     Start from the gated entrance to Heron's Head Park and begin walking east on the wide dirt trail. Native plants dot the grass, including coyote brush, sagebrush, toyon, ceanothus, blue-eyed grass, and California poppy -- mostly introduced by the legions of volunteers who strive to make Heron's Head more "natural." Left to its own devices the land would be overtaken by fennel and some other non-native shrubs and small trees, some of which still remain. Interpretive panels along the trail offer information about the birds and habitat of the area. A narrow trail breaks off on the right, hugging the shoreline before departing away from Heron's Head Park into India Basin Shoreline Park. A path off to the left leads to the EcoCenter, and a few steps down the trail there's a small picnic area with tables and bbq grills. As the views begin to open up, birds are commonly spotted on the left, floating in water between Heron's Head and the port cargo terminal. I almost always see at least one western grebe; on other visits I've spotted harlequin ducks and other waterfowl fishing, plus Canada geese and great blue herons stalking the shoreline and cormorants swooping overhead. Along the trail white-crowned sparrows are common and hummingbirds zip around. Keeping to a level grade, the trail continues east, while the land surrounding the path shrinks, allowing still better views of the water to the north and the marsh to the south, protected by low fences. Here on one of my first Heron's Head walks I was reminded of my limited birdwatching skill -- even through binoculars and with a bird guide I could not ID several shorebirds and waders. Were the stocky birds constantly jabbing their beaks in the mud dowitchers? What about the drab small sandpiper-sized birds? I did see some familiar friends, including avocets and snowy egrets. Other more skilled bird-savvy photographers have seen and photographed an impressive variety of birds here, from kites to kestrels, kingfishers to oystercatchers. After about 3/4 mile, the trail ends at a viewpoint. Here there are nice views east across the bay and south toward the Hunters Point old naval shipyard. When ready, retrace your steps back to the trailhead.

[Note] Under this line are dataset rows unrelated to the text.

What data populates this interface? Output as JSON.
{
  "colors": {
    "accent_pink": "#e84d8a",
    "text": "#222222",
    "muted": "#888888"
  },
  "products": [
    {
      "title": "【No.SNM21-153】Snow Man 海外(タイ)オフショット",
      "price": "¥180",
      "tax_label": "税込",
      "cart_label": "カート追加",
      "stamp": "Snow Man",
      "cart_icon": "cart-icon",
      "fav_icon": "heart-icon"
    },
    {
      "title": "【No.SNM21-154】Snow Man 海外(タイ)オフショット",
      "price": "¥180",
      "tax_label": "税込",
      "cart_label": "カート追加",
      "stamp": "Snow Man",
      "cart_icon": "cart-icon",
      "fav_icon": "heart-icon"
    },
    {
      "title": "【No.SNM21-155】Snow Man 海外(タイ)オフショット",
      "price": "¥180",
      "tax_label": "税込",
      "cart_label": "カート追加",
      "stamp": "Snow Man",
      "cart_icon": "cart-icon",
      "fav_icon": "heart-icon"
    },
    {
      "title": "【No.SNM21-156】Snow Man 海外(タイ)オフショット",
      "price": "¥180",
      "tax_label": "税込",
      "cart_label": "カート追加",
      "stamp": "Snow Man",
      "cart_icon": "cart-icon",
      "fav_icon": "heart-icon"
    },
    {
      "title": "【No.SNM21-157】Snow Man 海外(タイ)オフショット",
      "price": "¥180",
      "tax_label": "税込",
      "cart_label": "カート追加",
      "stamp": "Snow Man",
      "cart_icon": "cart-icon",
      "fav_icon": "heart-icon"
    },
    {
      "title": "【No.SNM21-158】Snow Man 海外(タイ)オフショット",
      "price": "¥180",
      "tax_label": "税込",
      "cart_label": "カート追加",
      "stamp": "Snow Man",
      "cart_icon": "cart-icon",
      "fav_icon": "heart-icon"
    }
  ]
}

Total distance: 1.5 miles
Last walked: August 14, 2013
Previous visit: April 28, 2011